TASK ITEM: Lift every line from the entries that includes the word "offset".

RECORDS: Begin

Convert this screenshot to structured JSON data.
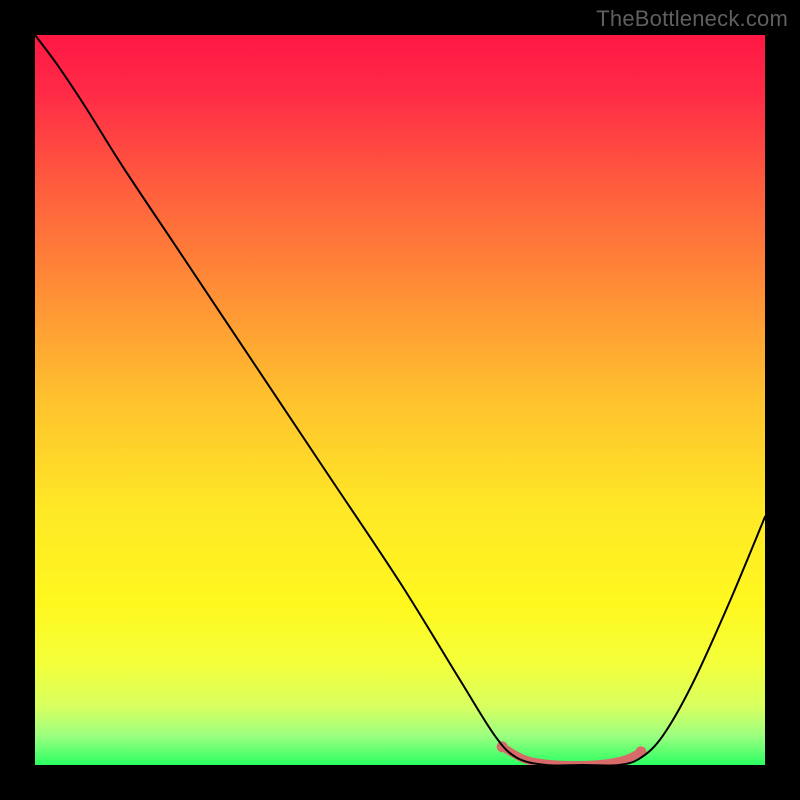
{
  "watermark": "TheBottleneck.com",
  "chart_data": {
    "type": "line",
    "title": "",
    "xlabel": "",
    "ylabel": "",
    "xlim": [
      0,
      100
    ],
    "ylim": [
      0,
      100
    ],
    "background_gradient": {
      "stops": [
        {
          "offset": 0,
          "color": "#ff1744"
        },
        {
          "offset": 8,
          "color": "#ff2b47"
        },
        {
          "offset": 20,
          "color": "#ff5a3e"
        },
        {
          "offset": 35,
          "color": "#ff8e36"
        },
        {
          "offset": 50,
          "color": "#ffc22e"
        },
        {
          "offset": 65,
          "color": "#ffe826"
        },
        {
          "offset": 78,
          "color": "#fff81f"
        },
        {
          "offset": 86,
          "color": "#f4ff3a"
        },
        {
          "offset": 92,
          "color": "#d8ff60"
        },
        {
          "offset": 96,
          "color": "#9cff80"
        },
        {
          "offset": 100,
          "color": "#2aff62"
        }
      ]
    },
    "series": [
      {
        "name": "bottleneck-curve",
        "color": "#000000",
        "width": 2,
        "points": [
          {
            "x": 0,
            "y": 100
          },
          {
            "x": 3,
            "y": 96
          },
          {
            "x": 7,
            "y": 90
          },
          {
            "x": 12,
            "y": 82
          },
          {
            "x": 20,
            "y": 70
          },
          {
            "x": 30,
            "y": 55
          },
          {
            "x": 40,
            "y": 40
          },
          {
            "x": 50,
            "y": 25
          },
          {
            "x": 58,
            "y": 12
          },
          {
            "x": 63,
            "y": 4
          },
          {
            "x": 66,
            "y": 1
          },
          {
            "x": 70,
            "y": 0
          },
          {
            "x": 75,
            "y": 0
          },
          {
            "x": 80,
            "y": 0
          },
          {
            "x": 83,
            "y": 1
          },
          {
            "x": 86,
            "y": 4
          },
          {
            "x": 90,
            "y": 11
          },
          {
            "x": 95,
            "y": 22
          },
          {
            "x": 100,
            "y": 34
          }
        ]
      },
      {
        "name": "highlight-band",
        "color": "#d96a6a",
        "width": 8,
        "points": [
          {
            "x": 64,
            "y": 2.5
          },
          {
            "x": 67,
            "y": 0.8
          },
          {
            "x": 70,
            "y": 0.2
          },
          {
            "x": 74,
            "y": 0
          },
          {
            "x": 78,
            "y": 0.2
          },
          {
            "x": 81,
            "y": 0.8
          },
          {
            "x": 83,
            "y": 1.8
          }
        ]
      }
    ],
    "highlight_dots": [
      {
        "x": 64,
        "y": 2.5
      },
      {
        "x": 83,
        "y": 1.8
      }
    ]
  }
}
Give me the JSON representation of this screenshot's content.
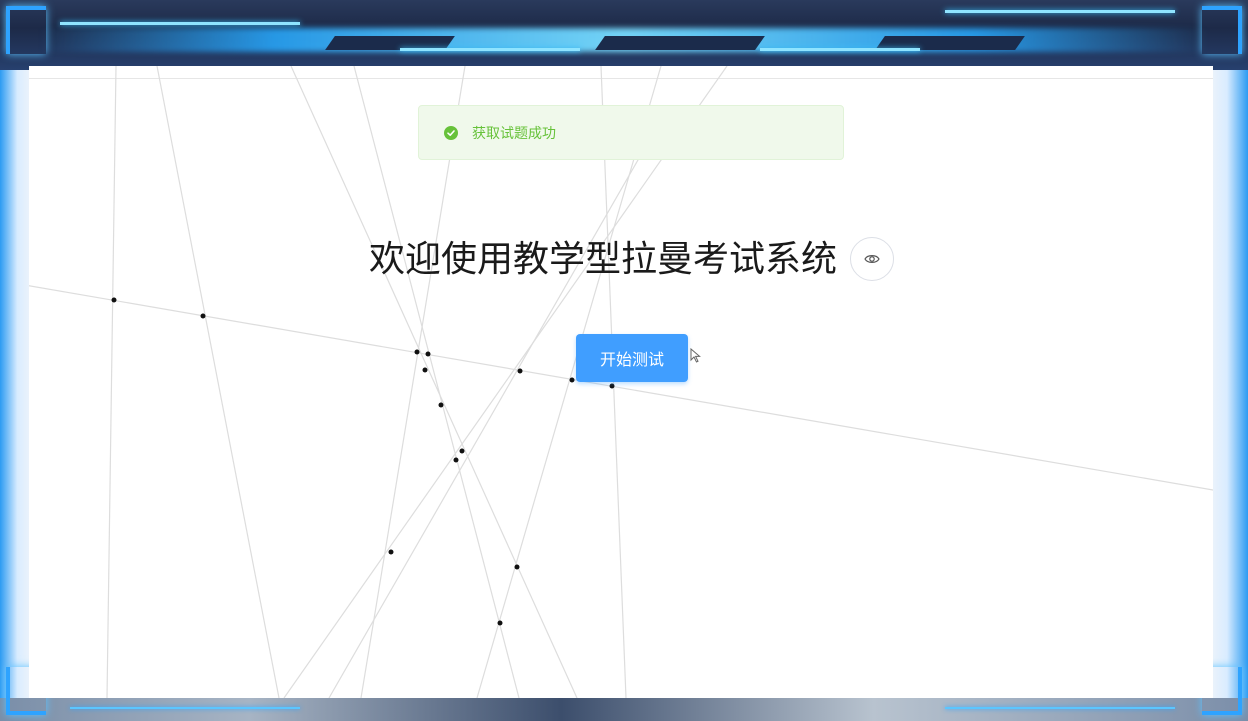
{
  "toast": {
    "message": "获取试题成功",
    "icon": "check-circle-icon",
    "color": "#67c23a"
  },
  "main": {
    "title": "欢迎使用教学型拉曼考试系统",
    "visibility_icon": "eye-icon",
    "start_button_label": "开始测试"
  },
  "colors": {
    "primary": "#409eff",
    "frame_accent": "#2ea3ff"
  }
}
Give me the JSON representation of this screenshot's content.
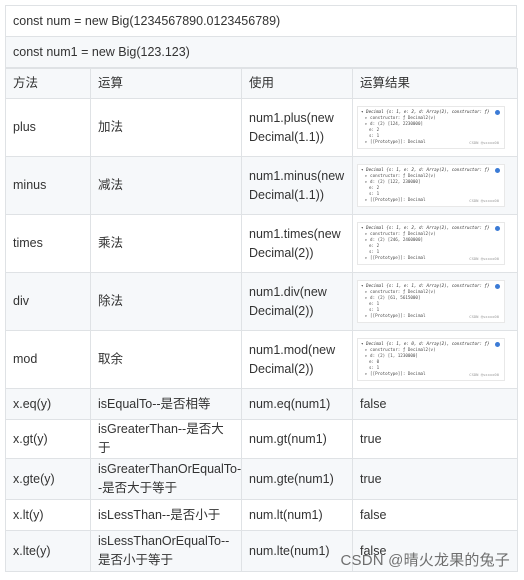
{
  "code": {
    "line1": "const num = new Big(1234567890.0123456789)",
    "line2": "const num1 = new Big(123.123)"
  },
  "table": {
    "headers": [
      "方法",
      "运算",
      "使用",
      "运算结果"
    ],
    "rows": [
      {
        "method": "plus",
        "op": "加法",
        "usage": "num1.plus(new Decimal(1.1))",
        "result": ""
      },
      {
        "method": "minus",
        "op": "减法",
        "usage": "num1.minus(new Decimal(1.1))",
        "result": ""
      },
      {
        "method": "times",
        "op": "乘法",
        "usage": "num1.times(new Decimal(2))",
        "result": ""
      },
      {
        "method": "div",
        "op": "除法",
        "usage": "num1.div(new Decimal(2))",
        "result": ""
      },
      {
        "method": "mod",
        "op": "取余",
        "usage": "num1.mod(new Decimal(2))",
        "result": ""
      },
      {
        "method": "x.eq(y)",
        "op": "isEqualTo--是否相等",
        "usage": "num.eq(num1)",
        "result": "false"
      },
      {
        "method": "x.gt(y)",
        "op": "isGreaterThan--是否大于",
        "usage": "num.gt(num1)",
        "result": "true"
      },
      {
        "method": "x.gte(y)",
        "op": "isGreaterThanOrEqualTo--是否大于等于",
        "usage": "num.gte(num1)",
        "result": "true"
      },
      {
        "method": "x.lt(y)",
        "op": "isLessThan--是否小于",
        "usage": "num.lt(num1)",
        "result": "false"
      },
      {
        "method": "x.lte(y)",
        "op": "isLessThanOrEqualTo--是否小于等于",
        "usage": "num.lte(num1)",
        "result": "false"
      }
    ]
  },
  "thumbnails": [
    {
      "head": "Decimal {s: 1, e: 2, d: Array(2), constructor: ƒ}",
      "lines": [
        "▸ constructor: ƒ Decimal2(v)",
        "▸ d: (2) [124, 2230000]",
        "e: 2",
        "s: 1",
        "▸ [[Prototype]]: Decimal"
      ],
      "watermark": "CSDN @sxxxx00"
    },
    {
      "head": "Decimal {s: 1, e: 2, d: Array(2), constructor: ƒ}",
      "lines": [
        "▸ constructor: ƒ Decimal2(v)",
        "▸ d: (2) [122, 230000]",
        "e: 2",
        "s: 1",
        "▸ [[Prototype]]: Decimal"
      ],
      "watermark": "CSDN @sxxxx00"
    },
    {
      "head": "Decimal {s: 1, e: 2, d: Array(2), constructor: ƒ}",
      "lines": [
        "▸ constructor: ƒ Decimal2(v)",
        "▸ d: (2) [246, 2460000]",
        "e: 2",
        "s: 1",
        "▸ [[Prototype]]: Decimal"
      ],
      "watermark": "CSDN @sxxxx00"
    },
    {
      "head": "Decimal {s: 1, e: 1, d: Array(2), constructor: ƒ}",
      "lines": [
        "▸ constructor: ƒ Decimal2(v)",
        "▸ d: (2) [61, 5615000]",
        "e: 1",
        "s: 1",
        "▸ [[Prototype]]: Decimal"
      ],
      "watermark": "CSDN @sxxxx00"
    },
    {
      "head": "Decimal {s: 1, e: 0, d: Array(2), constructor: ƒ}",
      "lines": [
        "▸ constructor: ƒ Decimal2(v)",
        "▸ d: (2) [1, 1230000]",
        "e: 0",
        "s: 1",
        "▸ [[Prototype]]: Decimal"
      ],
      "watermark": "CSDN @sxxxx00"
    }
  ],
  "watermark": "CSDN @晴火龙果的兔子"
}
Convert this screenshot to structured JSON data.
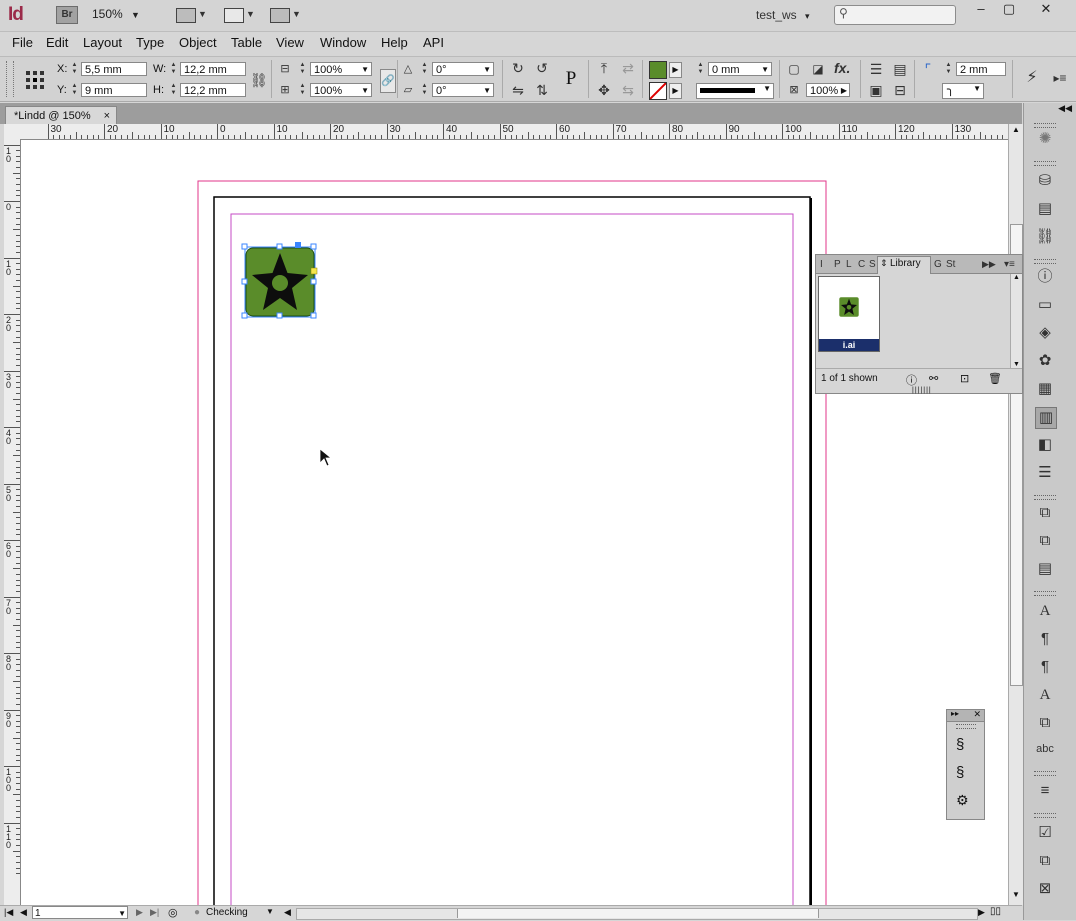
{
  "app": {
    "logo": "Id",
    "bridge": "Br",
    "zoom": "150%",
    "workspace": "test_ws",
    "window_controls": [
      "–",
      "▢",
      "✕"
    ]
  },
  "menu": [
    "File",
    "Edit",
    "Layout",
    "Type",
    "Object",
    "Table",
    "View",
    "Window",
    "Help",
    "API"
  ],
  "control": {
    "x_label": "X:",
    "x_value": "5,5 mm",
    "y_label": "Y:",
    "y_value": "9 mm",
    "w_label": "W:",
    "w_value": "12,2 mm",
    "h_label": "H:",
    "h_value": "12,2 mm",
    "scale_x": "100%",
    "scale_y": "100%",
    "rotate": "0°",
    "shear": "0°",
    "stroke_weight": "0 mm",
    "opacity": "100%",
    "corner_size": "2 mm",
    "fill_color": "#5a8c2a"
  },
  "document_tab": {
    "title": "*Lindd @ 150%",
    "close": "×"
  },
  "ruler": {
    "h_numbers": [
      "30",
      "20",
      "10",
      "0",
      "10",
      "20",
      "30",
      "40",
      "50",
      "60",
      "70",
      "80",
      "90",
      "100",
      "110",
      "120",
      "130"
    ],
    "v_numbers": [
      "10",
      "0",
      "10",
      "20",
      "30",
      "40",
      "50",
      "60",
      "70",
      "80",
      "90",
      "100",
      "110"
    ]
  },
  "library": {
    "tabs": [
      "I",
      "P",
      "L",
      "C",
      "S",
      "Library",
      "G",
      "St"
    ],
    "active_tab": "Library",
    "item_label": "i.ai",
    "count_text": "1 of 1 shown"
  },
  "status": {
    "page": "1",
    "preflight": "Checking"
  },
  "colors": {
    "margin": "#c54bc5",
    "bleed": "#e0358a",
    "selection": "#3a86ff",
    "icon_green": "#5a8c2a"
  }
}
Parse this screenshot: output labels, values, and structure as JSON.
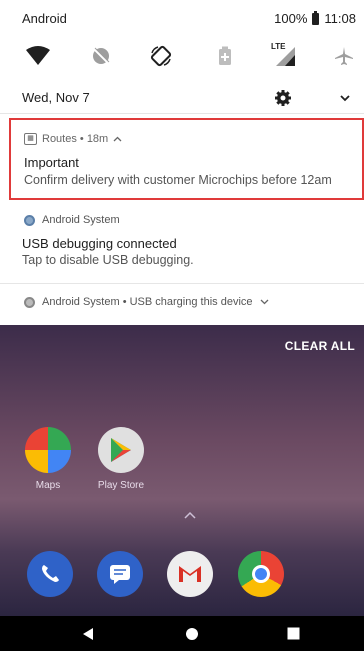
{
  "status_bar": {
    "carrier": "Android",
    "battery_percent": "100%",
    "time": "11:08"
  },
  "quick_settings": {
    "icons": [
      "wifi-icon",
      "do-not-disturb-off-icon",
      "auto-rotate-icon",
      "battery-saver-icon",
      "lte-signal-icon",
      "airplane-mode-icon"
    ],
    "lte_label": "LTE"
  },
  "date_row": {
    "date": "Wed, Nov 7"
  },
  "notifications": {
    "routes": {
      "app_name": "Routes",
      "time_ago": "18m",
      "header": "Routes • 18m",
      "title": "Important",
      "body": "Confirm delivery with customer Microchips before 12am",
      "highlight_color": "#e03a3a"
    },
    "usb_debugging": {
      "app_name": "Android System",
      "title": "USB debugging connected",
      "body": "Tap to disable USB debugging."
    },
    "usb_charging": {
      "text": "Android System • USB charging this device"
    }
  },
  "clear_all_label": "CLEAR ALL",
  "home_screen": {
    "apps": [
      {
        "label": "Maps"
      },
      {
        "label": "Play Store"
      }
    ],
    "dock": [
      "phone-icon",
      "messages-icon",
      "gmail-icon",
      "chrome-icon"
    ]
  },
  "nav_bar": [
    "back-button",
    "home-button",
    "recents-button"
  ]
}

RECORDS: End

SOLUTION TO THIS EXERCISE:
          "offset": 0,
          "offset": 8,
          "offset": 20,
          "offset": 35,
          "offset": 50,
          "offset": 65,
          "offset": 78,
          "offset": 86,
          "offset": 92,
          "offset": 96,
          "offset": 100,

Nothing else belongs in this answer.